» **RECORDED DATA**:
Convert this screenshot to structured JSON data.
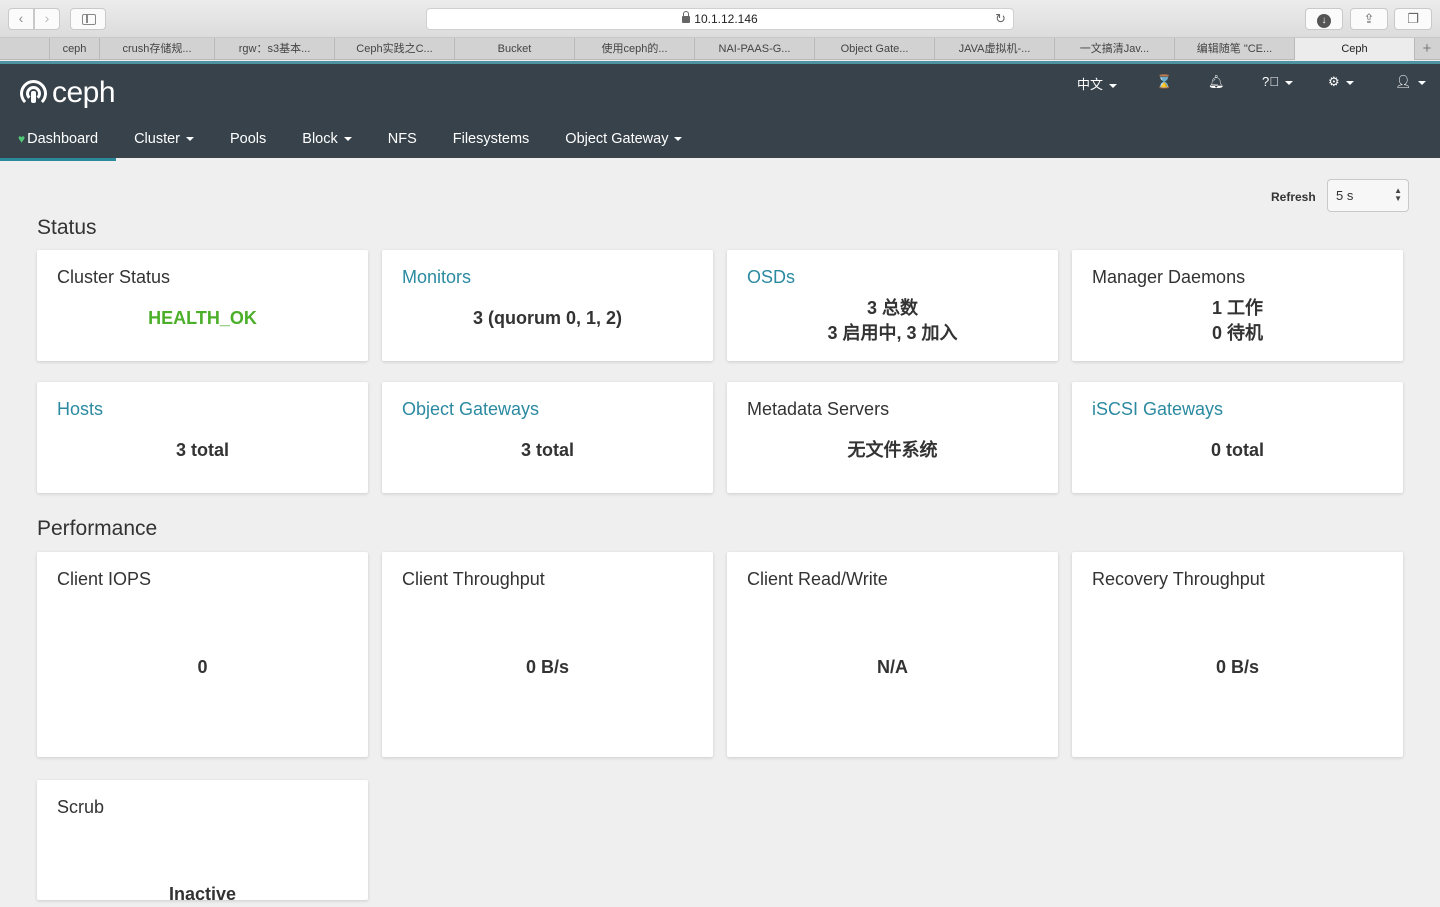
{
  "browser": {
    "url": "10.1.12.146",
    "tabs": [
      {
        "label": "ceph",
        "w": 50
      },
      {
        "label": "crush存储规...",
        "w": 115
      },
      {
        "label": "rgw：s3基本...",
        "w": 120
      },
      {
        "label": "Ceph实践之C...",
        "w": 120
      },
      {
        "label": "Bucket",
        "w": 120
      },
      {
        "label": "使用ceph的...",
        "w": 120
      },
      {
        "label": "NAI-PAAS-G...",
        "w": 120
      },
      {
        "label": "Object Gate...",
        "w": 120
      },
      {
        "label": "JAVA虚拟机-...",
        "w": 120
      },
      {
        "label": "一文搞清Jav...",
        "w": 120
      },
      {
        "label": "编辑随笔 \"CE...",
        "w": 120
      },
      {
        "label": "Ceph",
        "w": 120
      }
    ],
    "new_tab": "+"
  },
  "navbar": {
    "brand": "ceph",
    "language": "中文",
    "menu": {
      "dashboard": "Dashboard",
      "cluster": "Cluster",
      "pools": "Pools",
      "block": "Block",
      "nfs": "NFS",
      "filesystems": "Filesystems",
      "object_gateway": "Object Gateway"
    }
  },
  "refresh": {
    "label": "Refresh",
    "value": "5 s"
  },
  "status": {
    "title": "Status",
    "cluster_status": {
      "title": "Cluster Status",
      "value": "HEALTH_OK"
    },
    "monitors": {
      "title": "Monitors",
      "value": "3 (quorum 0, 1, 2)"
    },
    "osds": {
      "title": "OSDs",
      "line1": "3 总数",
      "line2": "3 启用中, 3 加入"
    },
    "manager_daemons": {
      "title": "Manager Daemons",
      "line1": "1 工作",
      "line2": "0 待机"
    },
    "hosts": {
      "title": "Hosts",
      "value": "3 total"
    },
    "object_gateways": {
      "title": "Object Gateways",
      "value": "3 total"
    },
    "metadata_servers": {
      "title": "Metadata Servers",
      "value": "无文件系统"
    },
    "iscsi_gateways": {
      "title": "iSCSI Gateways",
      "value": "0 total"
    }
  },
  "performance": {
    "title": "Performance",
    "client_iops": {
      "title": "Client IOPS",
      "value": "0"
    },
    "client_throughput": {
      "title": "Client Throughput",
      "value": "0 B/s"
    },
    "client_read_write": {
      "title": "Client Read/Write",
      "value": "N/A"
    },
    "recovery_throughput": {
      "title": "Recovery Throughput",
      "value": "0 B/s"
    },
    "scrub": {
      "title": "Scrub",
      "value": "Inactive"
    }
  },
  "colors": {
    "navbar": "#37424a",
    "accent": "#2b8aa1",
    "ok": "#4caf2a"
  }
}
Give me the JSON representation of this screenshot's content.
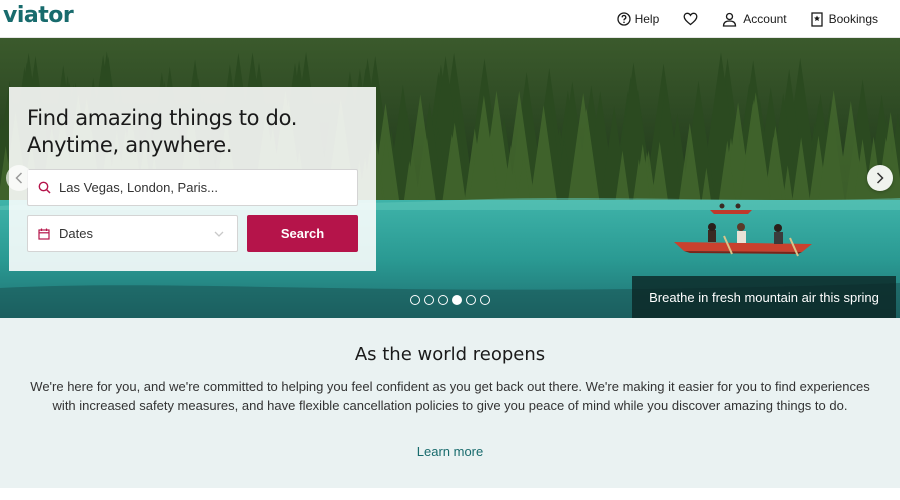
{
  "brand": {
    "logo_text": "viator",
    "color": "#186b6d",
    "accent": "#b5144a"
  },
  "nav": {
    "help_label": "Help",
    "account_label": "Account",
    "bookings_label": "Bookings"
  },
  "hero": {
    "headline_line1": "Find amazing things to do.",
    "headline_line2": "Anytime, anywhere.",
    "search_placeholder": "Las Vegas, London, Paris...",
    "dates_label": "Dates",
    "search_button": "Search",
    "caption": "Breathe in fresh mountain air this spring",
    "slides_count": 6,
    "active_slide": 4
  },
  "info": {
    "title": "As the world reopens",
    "body": "We're here for you, and we're committed to helping you feel confident as you get back out there. We're making it easier for you to find experiences with increased safety measures, and have flexible cancellation policies to give you peace of mind while you discover amazing things to do.",
    "link": "Learn more"
  }
}
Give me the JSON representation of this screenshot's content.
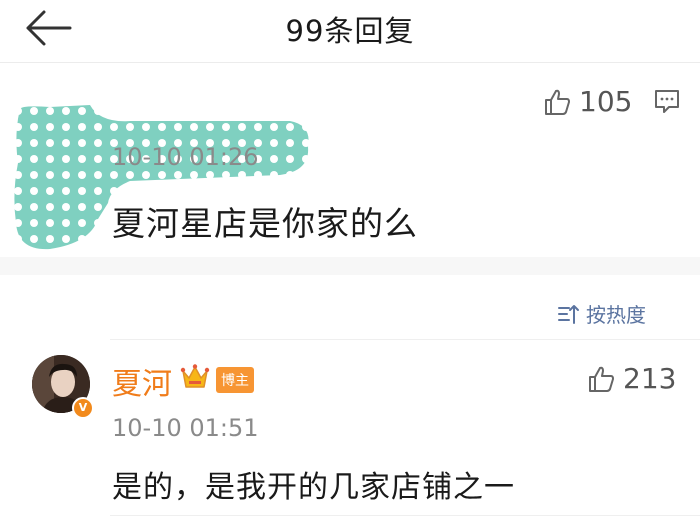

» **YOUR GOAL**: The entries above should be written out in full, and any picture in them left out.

» **ANSWER TO THE PROBLEM**:
Convert this screenshot to structured JSON data.
{
  "browser": {
    "url": "10.1.12.146",
    "tabs": [
      {
        "label": "ceph",
        "w": 50
      },
      {
        "label": "crush存储规...",
        "w": 115
      },
      {
        "label": "rgw：s3基本...",
        "w": 120
      },
      {
        "label": "Ceph实践之C...",
        "w": 120
      },
      {
        "label": "Bucket",
        "w": 120
      },
      {
        "label": "使用ceph的...",
        "w": 120
      },
      {
        "label": "NAI-PAAS-G...",
        "w": 120
      },
      {
        "label": "Object Gate...",
        "w": 120
      },
      {
        "label": "JAVA虚拟机-...",
        "w": 120
      },
      {
        "label": "一文搞清Jav...",
        "w": 120
      },
      {
        "label": "编辑随笔 \"CE...",
        "w": 120
      },
      {
        "label": "Ceph",
        "w": 120
      }
    ],
    "new_tab": "+"
  },
  "navbar": {
    "brand": "ceph",
    "language": "中文",
    "menu": {
      "dashboard": "Dashboard",
      "cluster": "Cluster",
      "pools": "Pools",
      "block": "Block",
      "nfs": "NFS",
      "filesystems": "Filesystems",
      "object_gateway": "Object Gateway"
    }
  },
  "refresh": {
    "label": "Refresh",
    "value": "5 s"
  },
  "status": {
    "title": "Status",
    "cluster_status": {
      "title": "Cluster Status",
      "value": "HEALTH_OK"
    },
    "monitors": {
      "title": "Monitors",
      "value": "3 (quorum 0, 1, 2)"
    },
    "osds": {
      "title": "OSDs",
      "line1": "3 总数",
      "line2": "3 启用中, 3 加入"
    },
    "manager_daemons": {
      "title": "Manager Daemons",
      "line1": "1 工作",
      "line2": "0 待机"
    },
    "hosts": {
      "title": "Hosts",
      "value": "3 total"
    },
    "object_gateways": {
      "title": "Object Gateways",
      "value": "3 total"
    },
    "metadata_servers": {
      "title": "Metadata Servers",
      "value": "无文件系统"
    },
    "iscsi_gateways": {
      "title": "iSCSI Gateways",
      "value": "0 total"
    }
  },
  "performance": {
    "title": "Performance",
    "client_iops": {
      "title": "Client IOPS",
      "value": "0"
    },
    "client_throughput": {
      "title": "Client Throughput",
      "value": "0 B/s"
    },
    "client_read_write": {
      "title": "Client Read/Write",
      "value": "N/A"
    },
    "recovery_throughput": {
      "title": "Recovery Throughput",
      "value": "0 B/s"
    },
    "scrub": {
      "title": "Scrub",
      "value": "Inactive"
    }
  },
  "colors": {
    "navbar": "#37424a",
    "accent": "#2b8aa1",
    "ok": "#4caf2a"
  }
}
Give me the JSON representation of this screenshot's content.
{
  "brand": {
    "logo_text": "viator",
    "color": "#186b6d",
    "accent": "#b5144a"
  },
  "nav": {
    "help_label": "Help",
    "account_label": "Account",
    "bookings_label": "Bookings"
  },
  "hero": {
    "headline_line1": "Find amazing things to do.",
    "headline_line2": "Anytime, anywhere.",
    "search_placeholder": "Las Vegas, London, Paris...",
    "dates_label": "Dates",
    "search_button": "Search",
    "caption": "Breathe in fresh mountain air this spring",
    "slides_count": 6,
    "active_slide": 4
  },
  "info": {
    "title": "As the world reopens",
    "body": "We're here for you, and we're committed to helping you feel confident as you get back out there. We're making it easier for you to find experiences with increased safety measures, and have flexible cancellation policies to give you peace of mind while you discover amazing things to do.",
    "link": "Learn more"
  }
}
Give me the JSON representation of this screenshot's content.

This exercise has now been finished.